An unpublished study done at SUNY Cortland, by Hammond et al., corroborated data found by Behm et al. and MacDonald et al. in that foam rolling caused a statistically significant increase in ROM. Unlike in the first two studies, Hammond et al. performed a straight leg raise. Similar to Macdonald et al. a foam rolling session lasted 2 minutes.
When results from each study were compared a trend could be seen. The greater the amount of time foam rolling is performed (with a constant pressure) the greater the ROM increase. No studies have been done on if there is a point of diminishing returns.
Let’s not be hasty here and rush to conclusions. Detractors of foam rolling state that foam rolling does not increase flexibility. This claim is in fact true (Miller & Rockey, 2006). But let us not confuse flexibility (the ability of a muscle the “lengthen”) and ROM changes. ROM can change for a multitude of reasons, including muscle spindle adaptation, golgi tendon organ causing autogenic inhibition reflex and perhaps a nervous system adaptation (Garret et al. 1996; Houk, 1967; Ben & Harvey, 2010; Alter, 1996; Weppler, 2010; Wallin et al., 1985). While it is important to know that foam rolling does not have an effect on long term flexibility, having an understanding of what something does and doesn’t do assists creates more opportunities for logical choices.

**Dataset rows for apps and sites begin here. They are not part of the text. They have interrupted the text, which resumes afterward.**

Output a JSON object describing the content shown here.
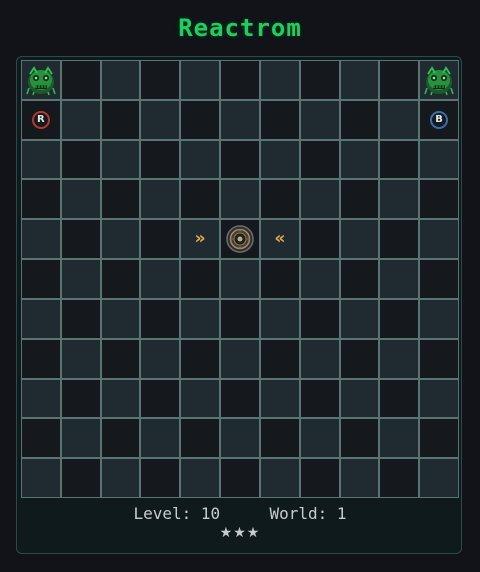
{
  "game": {
    "title": "Reactrom",
    "level_label": "Level:",
    "level": "10",
    "world_label": "World:",
    "world": "1",
    "stars": "★★★",
    "board_size": 11
  },
  "colors": {
    "title": "#1fcf5c",
    "cell_dark": "#15191d",
    "cell_light": "#1f2a31",
    "grid_line": "#5a7471",
    "panel_border": "#2a4b4c",
    "arrow": "#e4a64a",
    "red_badge": "#b43a2a",
    "blue_badge": "#3a6fa8",
    "monster_green": "#2fc04f"
  },
  "board": {
    "monster_left": {
      "row": 0,
      "col": 0,
      "icon": "green-monster-icon"
    },
    "monster_right": {
      "row": 0,
      "col": 10,
      "icon": "green-monster-icon"
    },
    "badge_red": {
      "row": 1,
      "col": 0,
      "letter": "R",
      "icon": "red-badge-icon"
    },
    "badge_blue": {
      "row": 1,
      "col": 10,
      "letter": "B",
      "icon": "blue-badge-icon"
    },
    "arrow_right": {
      "row": 4,
      "col": 4,
      "glyph": "»",
      "icon": "double-arrow-right-icon"
    },
    "reactor": {
      "row": 4,
      "col": 5,
      "icon": "reactor-core-icon"
    },
    "arrow_left": {
      "row": 4,
      "col": 6,
      "glyph": "«",
      "icon": "double-arrow-left-icon"
    }
  }
}
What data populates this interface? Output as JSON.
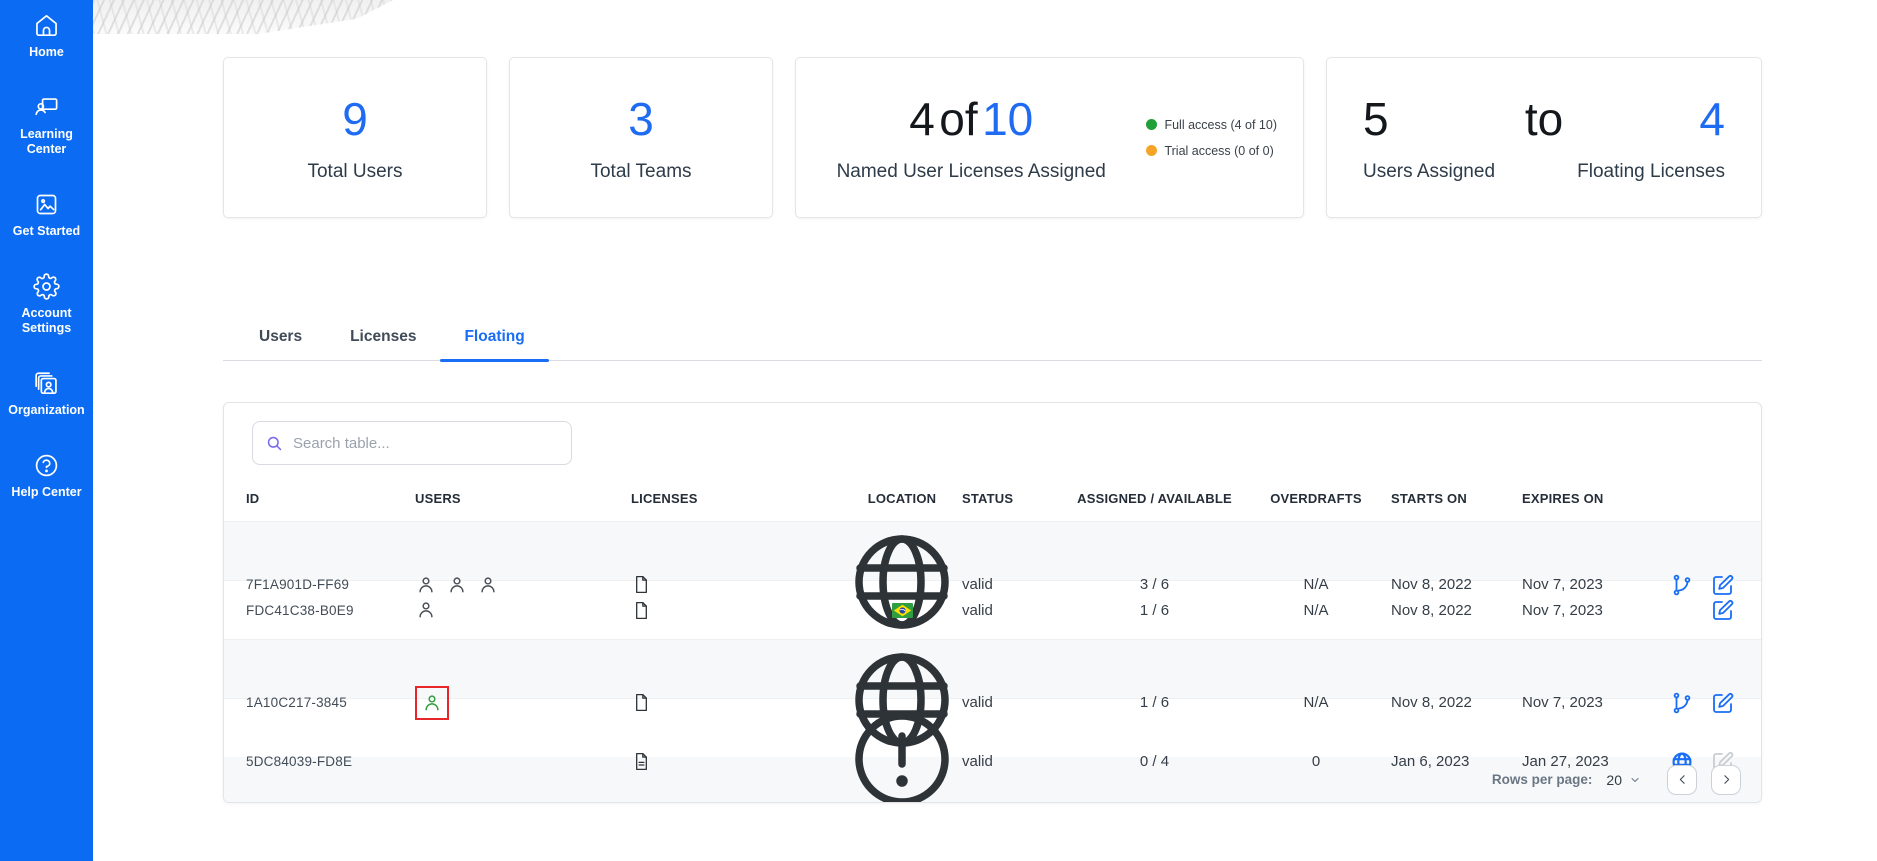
{
  "sidebar": {
    "items": [
      {
        "label": "Home",
        "icon": "home-icon"
      },
      {
        "label": "Learning Center",
        "icon": "learning-center-icon"
      },
      {
        "label": "Get Started",
        "icon": "get-started-icon"
      },
      {
        "label": "Account Settings",
        "icon": "account-settings-icon"
      },
      {
        "label": "Organization",
        "icon": "organization-icon"
      },
      {
        "label": "Help Center",
        "icon": "help-center-icon"
      }
    ]
  },
  "summary_cards": {
    "total_users": {
      "value": "9",
      "label": "Total Users"
    },
    "total_teams": {
      "value": "3",
      "label": "Total Teams"
    },
    "named_licenses": {
      "assigned": "4",
      "of_word": "of",
      "total": "10",
      "label": "Named User Licenses Assigned",
      "legend": [
        {
          "label": "Full access (4 of 10)",
          "color": "#21a038"
        },
        {
          "label": "Trial access (0 of 0)",
          "color": "#f5a428"
        }
      ]
    },
    "floating_summary": {
      "users_assigned_value": "5",
      "to_word": "to",
      "floating_value": "4",
      "users_assigned_label": "Users Assigned",
      "floating_label": "Floating Licenses"
    }
  },
  "tabs": [
    {
      "label": "Users",
      "active": false
    },
    {
      "label": "Licenses",
      "active": false
    },
    {
      "label": "Floating",
      "active": true
    }
  ],
  "table": {
    "search_placeholder": "Search table...",
    "columns": {
      "id": "ID",
      "users": "USERS",
      "licenses": "LICENSES",
      "location": "LOCATION",
      "status": "STATUS",
      "assigned_available": "ASSIGNED / AVAILABLE",
      "overdrafts": "OVERDRAFTS",
      "starts_on": "STARTS ON",
      "expires_on": "EXPIRES ON"
    },
    "rows": [
      {
        "id": "7F1A901D-FF69",
        "users": "3 users",
        "license_icon": "document",
        "location": "global",
        "status": "valid",
        "assigned": "3 / 6",
        "overdrafts": "N/A",
        "starts": "Nov 8, 2022",
        "expires": "Nov 7, 2023",
        "actions": "branch, edit"
      },
      {
        "id": "FDC41C38-B0E9",
        "users": "1 user",
        "license_icon": "document",
        "location": "brazil-flag",
        "status": "valid",
        "assigned": "1 / 6",
        "overdrafts": "N/A",
        "starts": "Nov 8, 2022",
        "expires": "Nov 7, 2023",
        "actions": "edit"
      },
      {
        "id": "1A10C217-3845",
        "users": "1 user (active, highlighted)",
        "license_icon": "document",
        "location": "global",
        "status": "valid",
        "assigned": "1 / 6",
        "overdrafts": "N/A",
        "starts": "Nov 8, 2022",
        "expires": "Nov 7, 2023",
        "actions": "branch, edit"
      },
      {
        "id": "5DC84039-FD8E",
        "users": "none",
        "license_icon": "document-lines",
        "location": "warning",
        "status": "valid",
        "assigned": "0 / 4",
        "overdrafts": "0",
        "starts": "Jan 6, 2023",
        "expires": "Jan 27, 2023",
        "actions": "globe, edit-disabled"
      }
    ],
    "footer": {
      "rows_per_page_label": "Rows per page:",
      "rows_per_page_value": "20"
    }
  },
  "colors": {
    "sidebar_blue": "#0b6cf3",
    "accent_blue": "#1f6bf1",
    "active_user_green": "#2e9e3c",
    "highlight_red": "#e8262a",
    "legend_green": "#21a038",
    "legend_orange": "#f5a428"
  }
}
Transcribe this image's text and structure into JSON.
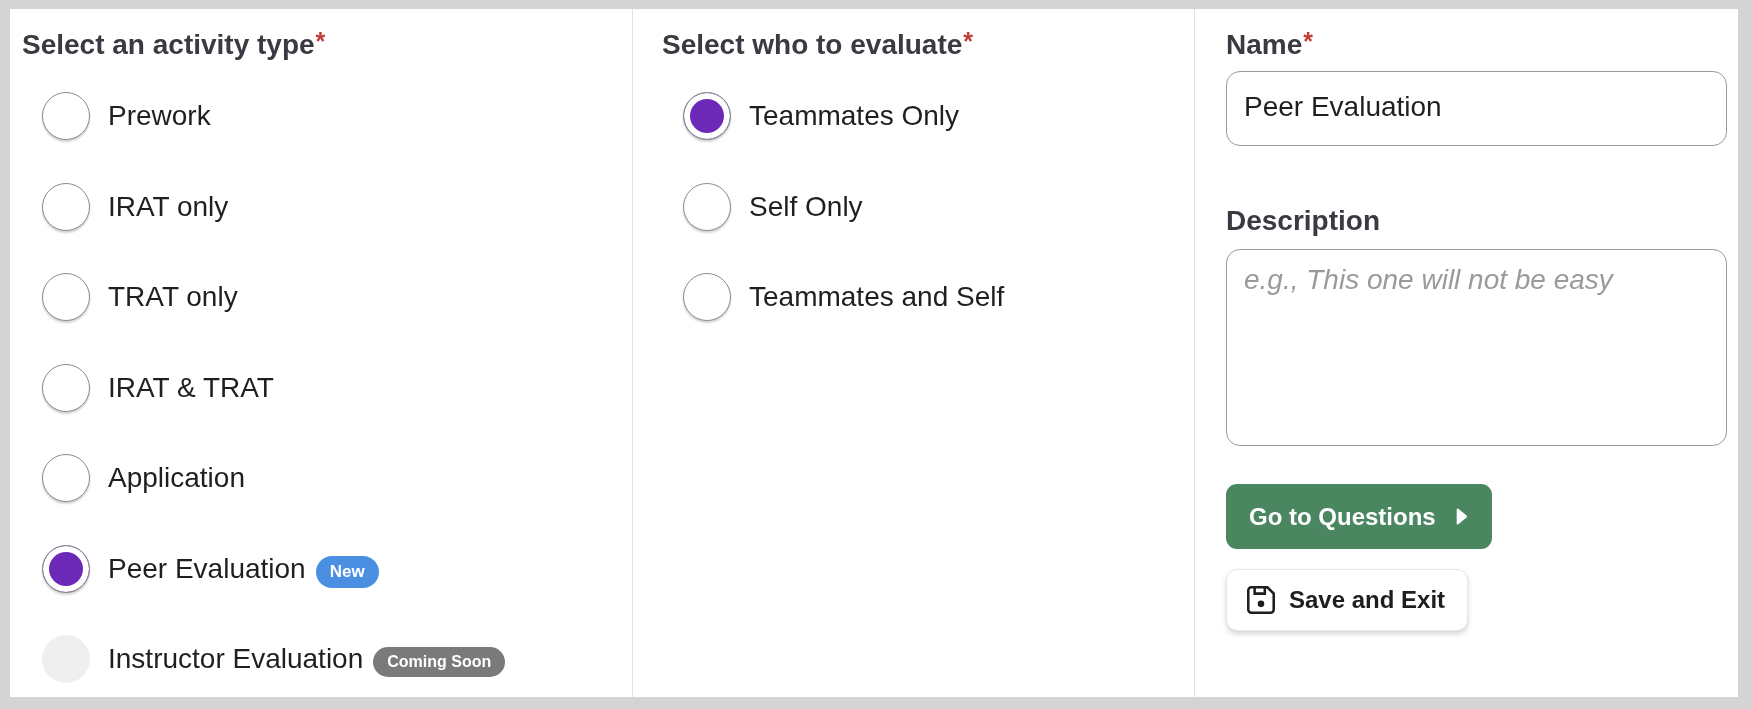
{
  "activity_type": {
    "label": "Select an activity type",
    "required_mark": "*",
    "options": [
      {
        "label": "Prework",
        "selected": false,
        "disabled": false
      },
      {
        "label": "IRAT only",
        "selected": false,
        "disabled": false
      },
      {
        "label": "TRAT only",
        "selected": false,
        "disabled": false
      },
      {
        "label": "IRAT & TRAT",
        "selected": false,
        "disabled": false
      },
      {
        "label": "Application",
        "selected": false,
        "disabled": false
      },
      {
        "label": "Peer Evaluation",
        "selected": true,
        "disabled": false,
        "badge": {
          "text": "New",
          "kind": "new"
        }
      },
      {
        "label": "Instructor Evaluation",
        "selected": false,
        "disabled": true,
        "badge": {
          "text": "Coming Soon",
          "kind": "coming_soon"
        }
      }
    ]
  },
  "evaluatees": {
    "label": "Select who to evaluate",
    "required_mark": "*",
    "options": [
      {
        "label": "Teammates Only",
        "selected": true,
        "disabled": false
      },
      {
        "label": "Self Only",
        "selected": false,
        "disabled": false
      },
      {
        "label": "Teammates and Self",
        "selected": false,
        "disabled": false
      }
    ]
  },
  "details": {
    "name": {
      "label": "Name",
      "required_mark": "*",
      "value": "Peer Evaluation"
    },
    "description": {
      "label": "Description",
      "placeholder": "e.g., This one will not be easy"
    }
  },
  "buttons": [
    {
      "label": "Go to Questions",
      "kind": "primary"
    },
    {
      "label": "Save and Exit",
      "kind": "secondary"
    }
  ]
}
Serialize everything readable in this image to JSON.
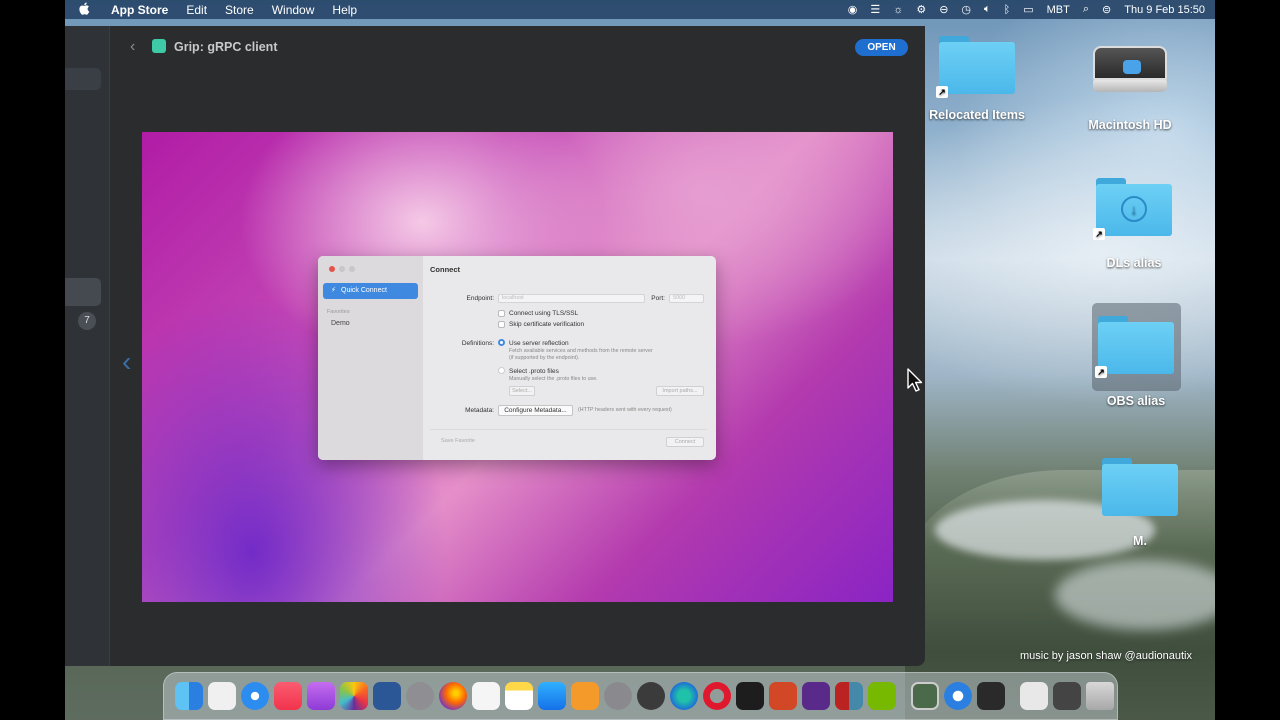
{
  "menubar": {
    "apple_icon": "apple-icon",
    "items": [
      "App Store",
      "Edit",
      "Store",
      "Window",
      "Help"
    ],
    "status": {
      "input": "MBT",
      "datetime": "Thu 9 Feb  15:50"
    }
  },
  "appstore": {
    "title": "Grip: gRPC client",
    "open_label": "OPEN",
    "badge_count": "7",
    "accent": "#1f6fd1"
  },
  "dialog": {
    "quick_connect": "Quick Connect",
    "favorites_label": "Favorites",
    "favorite_items": [
      "Demo"
    ],
    "title": "Connect",
    "endpoint_label": "Endpoint:",
    "endpoint_placeholder": "localhost",
    "port_label": "Port:",
    "port_placeholder": "5000",
    "tls_label": "Connect using TLS/SSL",
    "skip_cert_label": "Skip certificate verification",
    "definitions_label": "Definitions:",
    "reflection_label": "Use server reflection",
    "reflection_sub1": "Fetch available services and methods from the remote server",
    "reflection_sub2": "(if supported by the endpoint).",
    "proto_label": "Select .proto files",
    "proto_sub": "Manually select the .proto files to use.",
    "select_btn": "Select...",
    "import_btn": "Import paths...",
    "metadata_label": "Metadata:",
    "configure_btn": "Configure Metadata...",
    "metadata_hint": "(HTTP headers sent with every request)",
    "save_fav": "Save Favorite",
    "connect": "Connect"
  },
  "desktop": {
    "icons": [
      "Relocated Items",
      "Macintosh HD",
      "DLs alias",
      "OBS alias",
      "M."
    ],
    "credit": "music by jason shaw @audionautix"
  }
}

There we have it. Foam rolling has been quantified by multiple studies (all studies are independent) to be effective at causing a significant increase in ROM about a joint. In our quest to attain optimal movement patterns, foam rollers are just another tool we can add to our arsenal.
Alter MJ. Science of Flexibility. 2nd ed. Champaign, IL: Human Kinetics; 1996.
Behm, D.G., Button, D.C., Silvey, D., Sullivan, K.M. (2013). Roller-massager application to the hamstrings increases sit-and-reach range of motion within five to ten seconds without performance impairments. The International Journal of Sports Physical Therapy, 8 (3), 228-236.
Barnes, M. F. (1997). The basic science of myofascial release: morphologic change in connective tissue. Journal of Bodywork and Movement Therapies, 1(4), 231-238.
Ben, M., & Harvey, L. A. (2010). Regular stretch does not increase muscle extensibility: A randomized controlled trial. Scandinavian journal of medicine & science in sports, 20(1), 136-144.
Curran, P. F., Fiore, R. D., & Crisco, J. J. (2008). A comparison of the pressure exerted on soft tissue by 2 myofascial rollers. Journal of sport rehabilitation, 17(4), 432.
Garret, W.E., Coogan, P.G., Friedman, R.L., Sallay, P.I. (1996). Hamstring muscle injuries among water skiers: Functional outcome and prevention. American Journal of Sports Medicine, 24(2), 131.
Houk J.C., Henneman, E. (1967). Responses of golgi tendon organs to active contractions of the soleus muscle of the cat. Journal of Neurophysiology, 30(3), 466-481.
MacDonald, G. Z., Penney, M. D., Mullaley, M. E., Cuconato, A. L., Drake, C. D., Behm, D. G., & Button, D. C. (2013). An Acute Bout of Self-Myofascial Release Increases Range of Motion Without a Subsequent Decrease in Muscle Activation or Force. The Journal of Strength & Conditioning Research, 27(3), 812-821.
Miller, J. K., Rockey, A. M. (2006). Foam rollers show no increase in the flexibility of the hamstring muscle group. Journal of Undergraduate Research, 9, 1-4.
Swann, E., & Graner, S. J. (2002). Uses of manual-therapy techniques in pain management. Athletic Therapy Today, 7(4), 14-17.
Wallin, D., Ekblom, B., Grahn, R., Nordenborg, T. (1985). Improvement of muscle flexibility A comparison between two techniques. American Journal of Sports Medicine, 13(4), 263-268.
Weppler CH, Magnusson P. Increasing muscle extensibility: A matter of increasing length or modifying sensation. Physical Therapy. 2010; 90(3): 438-449.